"Uranium business has basically been a seller's market, but we moved slightly ahead" of rivals in China and South Korea, said Eiichiro Otsuka, deputy general manager of the Nuclear Energy Department at Sumitomo Corp. (8053.TO).

In January 2006, Sumitomo Corp. bought a 25% stake in the West Mynkuduk uranium project in Kazakhstan.

Some months later, Junichiro Koizumi visited Kazakhstan for the first time as Japan's prime minister, to talk about uranium exports to Japan. Another government delegation led by METI minister Akira Amari visited the country early in 2007 to maintain the relationship.

Kansai Electric Power Co. (9503.TO), Japan's second largest utility by capacity, also bought a 10% stake in the West Mynkuduk project, while the remaining 65% is held by state-owned uranium company Kazatomprom.

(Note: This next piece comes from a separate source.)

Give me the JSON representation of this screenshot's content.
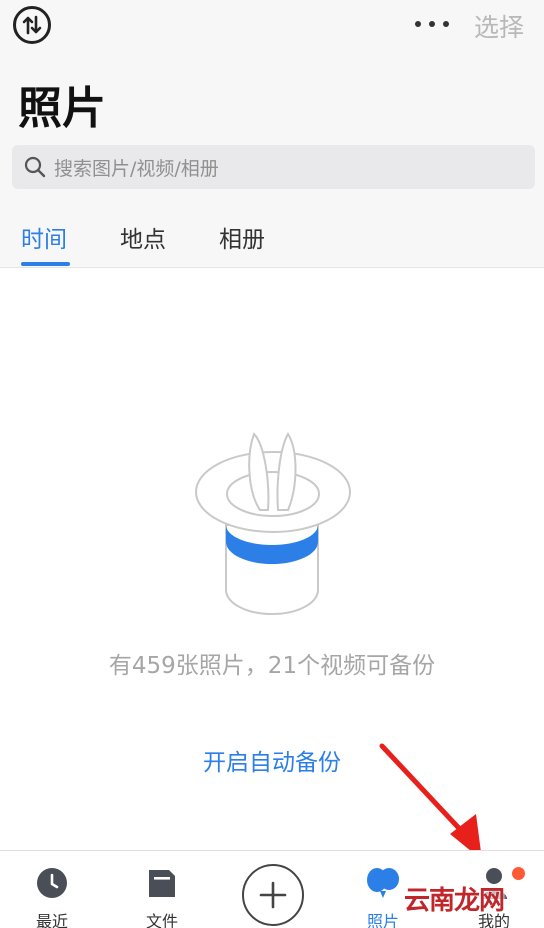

The project, expected to start test production in the next few months, is scheduled to reach full output of about 1,000 metric tons a year in 2010 and keep going for more than 20 years. All of the output will be sold to Japanese utilities, Otsuka said.

Marubeni Corp. (8002.TO) and other Japanese companies including Tokyo Electric Power Co. (9501.TO), Japan's largest utility by capacity, have invested in another Kazakh uranium project, namely the Kharassan mine project, through a Japanese holding company since the start of last year.

The holding company has indirect ownership interest in two affiliates, each of which operates one uranium block.

Details of the stakes haven't been disclosed, but the Japanese side has the right to take 2,000 tons a year of uranium from the project, which is scheduled to reach full production in 2014, according to Marubeni.

"Thanks to (these deals), we won't have to worry (about uranium supply) for a substantial period of time," said ANRE's Mochizuki.